Last week I shared our story about Olive’s tongue and lip tie and this week I want to share some practical information for detecting a tongue and/or lip tie. I’m not a doctor or lactation consultant.
I’m a mom who has dealt with the difficult nursing and slow baby weight gain that a tongue or lip tie can cause and wanted to pass on what I know in the hope that it can help another mom get the help she and baby need to continue breastfeeding.
Some of the symptoms and signs are not specific to tongue or lip ties. Individually each symptom could point to any number of causes but having more than one or a handful of these signs and symptoms is an indication that your problem might be tongue or lip tie (or both as in our case).
Signs of a Tongue Tie Baby
- Can’t stick out tongue
- has a lip tie (a lip tie usually means there is a tongue tie but not necessarily in the reverse)
- has slow weight gain or failure to thrive
- is unable to latch, stay latched, or slips off the nipple
- has prolonged feedings and is unsatisfied afterward
- has short frequent feedings and is unsatisfied afterward
- pops or clicks during nursing
- is unable to hold pacifier or bottle nipple in mouth
- gums the nipple
- has cracked, bleeding, or sore nipples and/or pain while nursing
- has flattened or blanched nipples
- suffers from plugged ducts, mastitis, or thrush

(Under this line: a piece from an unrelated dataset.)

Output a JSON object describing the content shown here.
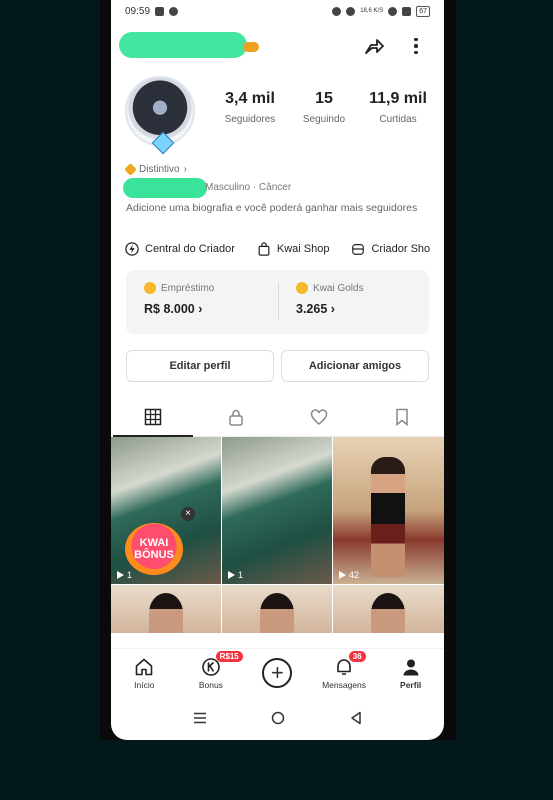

Signs of a Lip Tie Baby
- Lip doesn’t flare out when latching
- Colic, Gas, or reflux (a bad latch lets in the air which causes these symptoms but they can be caused by other things such as dairy or other food sensitivity)

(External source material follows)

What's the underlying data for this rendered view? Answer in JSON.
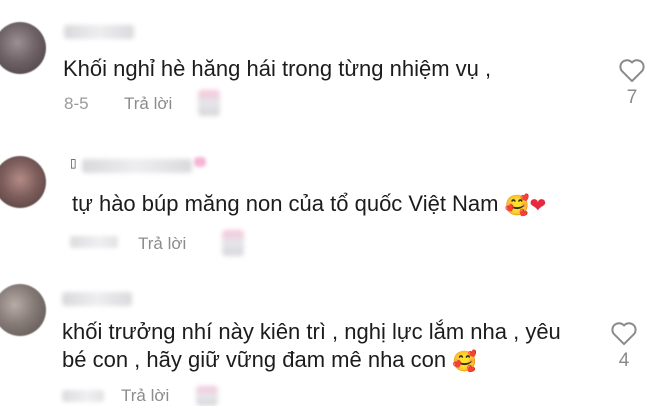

- Unable to open mouth wide enough to latch
What to Do if You Suspect a Tongue or Lip Tie
- Trust your instincts! You know yourself and your baby best. You might be unsure of whether your problem is a tongue and/or lip tie or something else but you probably know there is a problem.
- Consult an International Board Certified Lactation Consultant (IBCLC) or pediatrician who is knowledgeable and supportive of breastfeeding. Keep getting opinions until someone can help you.
Benefits of Tongue and Lip Tie Revision
- Better latch means easier and pain-free nursing. Mom and baby can enjoy nursing and baby can thrive receiving the very best food and the wonderful bonding experience nursing provides.
- Unrevised tongue or lip tie has been known to cause the following problems later in life:
- Speech problems – delayed development, deterioration, lifelong speech difficulty
- Tired, painful jaw
- Space between teeth (lip tie)
- Trouble chewing and eating age-appropriate foods
- Dental health problems
http://www.kiddsteeth.com/ (Dr. Kotlow is the only pediatric dentist knowledgeable in tongue and lip tie revision in the NY, VT, NH, ME area. He is also fantastic.)
What experience are you having with tongue and lip ties?
I know this post is old but I just wanted to comment. My oldest son was tongue tied. When he was a baby I exclusively nursed him for the first 6 months with no problems. He then weaned himself at a year old. I remember seeing other babies and commenting how mine never stuck his tongue out and how strange it looked when I peeked inside to see it. But my pediatrician never said anything and when he started talking he had no speech delays / no reason to be concerned. I do remember some out of the ordinary things like he would bite his ice cream cone instead of lick it but it wasnt affecting his growth or anything…. When he was 2 1/2 I took him to his first dentist appt they peeked in his mouth and sent us our on merry way! Then when he was 3 almost 4 and the dentist could get a really good look in his mouth I was informed he was severely tongue tied! So we attempted to ” clip ” it but it was determined that he had to have surgery bc it was so severe it went under his mucous secretion glands. I contemplated not doing it bc he was only 5 and I was scared but my dentist assured me that it was safe and he could develop problems with his bottom teeth if I didn’t allow them to correct it. So I went ahead and scheduled the surgery. He will be 7 soon and I’m so glad I did it! I have to do excerises with him, bc he has poor control of his tongue bc for 5 years he never stuck it out- I have to remind him to lick the ice cream not bite it for example. I have no idea how he nursed as well as he did an never had any speech delays etc. I honestly had never heard of it until my dentist told me.
Wow, that’s amazing. Thanks for sharing :)
Chelsea Pinto says
This is a great post, thank you! I’d also add to the list of symptoms the most common one that I’ve seen as a dentist who specializes in lingual frenectomies: babies falling asleep on the breast. The reason being is that when a lip tie or tongue tie makes it difficult to latch or maintain suction, it is exhausting for the infant and they fall asleep frequently.